There are of course, ifs and buts aplenty. The playoff clubs will have to be licensed, having a ground that’s fit for the SPFL, currently only Threave, Spartans, and Prestonpans-based Preston Athletic hold the licence in the Lowland League. I suspect the biggest stumbling block will be the actual act of relegating a SPFL member. Its one thing to relegate homeless, perennial underachievers East Stirlingshire, or the financially bereft Clyde, but you wonder whether the SPFL have the stomach to relegate say, Berwick or even Queens Park?

Certainly putting a Lowland League representative into the Challenge Cup is showing good faith on the part of the SPFL. The competition is for the bottom 3 divisions of the SPFL, and the Lowland League have taken one of the two spots held by the Highland League for the last 2 competitions. A playoff was necessary to separate the best clubs in last season’s East, and South of Scotland Leagues that hold a SFA club licence, for the chance to play away at Dumfries-based Queen of the South in a week’s time.

That would mean more to Castle Douglas-based Threave (they’re named after the local castle) than Edinburgh-based Spartans but Spartans held the upper hand, winning the first leg 4-2.

If I will remember one thing from my visit Meadow Park it’ll be just how friendly both clubs are. I was spotted brandishing a camera and was immediately invited into the boardroom for a tea, and the line-ups were copied and made available. On little nugget I did discover is that programme production is not going to be mandatory for the Lowland League. As such Threave do not expect to issue for another game save for the Scottish Cup where its mandatory.

The only downside to the day was the first half.
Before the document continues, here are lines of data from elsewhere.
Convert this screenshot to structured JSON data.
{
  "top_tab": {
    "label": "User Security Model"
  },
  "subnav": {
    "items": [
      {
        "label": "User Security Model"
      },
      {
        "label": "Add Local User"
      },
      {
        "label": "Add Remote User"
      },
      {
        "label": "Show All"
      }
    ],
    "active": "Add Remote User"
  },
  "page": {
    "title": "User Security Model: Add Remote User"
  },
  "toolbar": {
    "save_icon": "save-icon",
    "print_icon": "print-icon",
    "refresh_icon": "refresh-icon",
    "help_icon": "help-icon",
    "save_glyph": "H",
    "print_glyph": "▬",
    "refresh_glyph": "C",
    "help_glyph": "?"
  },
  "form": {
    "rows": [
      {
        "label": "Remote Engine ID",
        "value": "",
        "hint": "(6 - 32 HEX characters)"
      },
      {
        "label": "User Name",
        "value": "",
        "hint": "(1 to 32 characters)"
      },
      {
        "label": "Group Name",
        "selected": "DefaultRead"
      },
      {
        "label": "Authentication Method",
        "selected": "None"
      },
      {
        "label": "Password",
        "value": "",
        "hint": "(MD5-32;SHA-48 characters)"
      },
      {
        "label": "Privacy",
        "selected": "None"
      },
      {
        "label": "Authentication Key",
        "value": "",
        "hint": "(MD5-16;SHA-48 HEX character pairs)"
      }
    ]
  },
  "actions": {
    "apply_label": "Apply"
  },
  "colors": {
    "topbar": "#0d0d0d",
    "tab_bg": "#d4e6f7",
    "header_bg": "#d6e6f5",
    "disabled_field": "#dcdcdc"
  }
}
With the visitors two goals to the good, they had no need to press, and in the heat and humidity Threave didn’t have the where-with-it-all to make them nervous. Of course if Dean Fyfe’s shot into the corner had happened much earlier than the 74th minute it would have been a far more exciting spectacle. As it was the action was compressed into the last 16 minutes, and Scott Bennett in the visitors’ goal excellent save from Scott Wilby prevented extra-time that would have been scarcely warranted, given the passage of play over the two legs.

I headed north to Kilmarnock for an overnight stay, with the prospect of some Junior action the next day. What Lee, my travelling companion and I did not expect was just how telling the comparison between Junior and Senior football north of the border would be.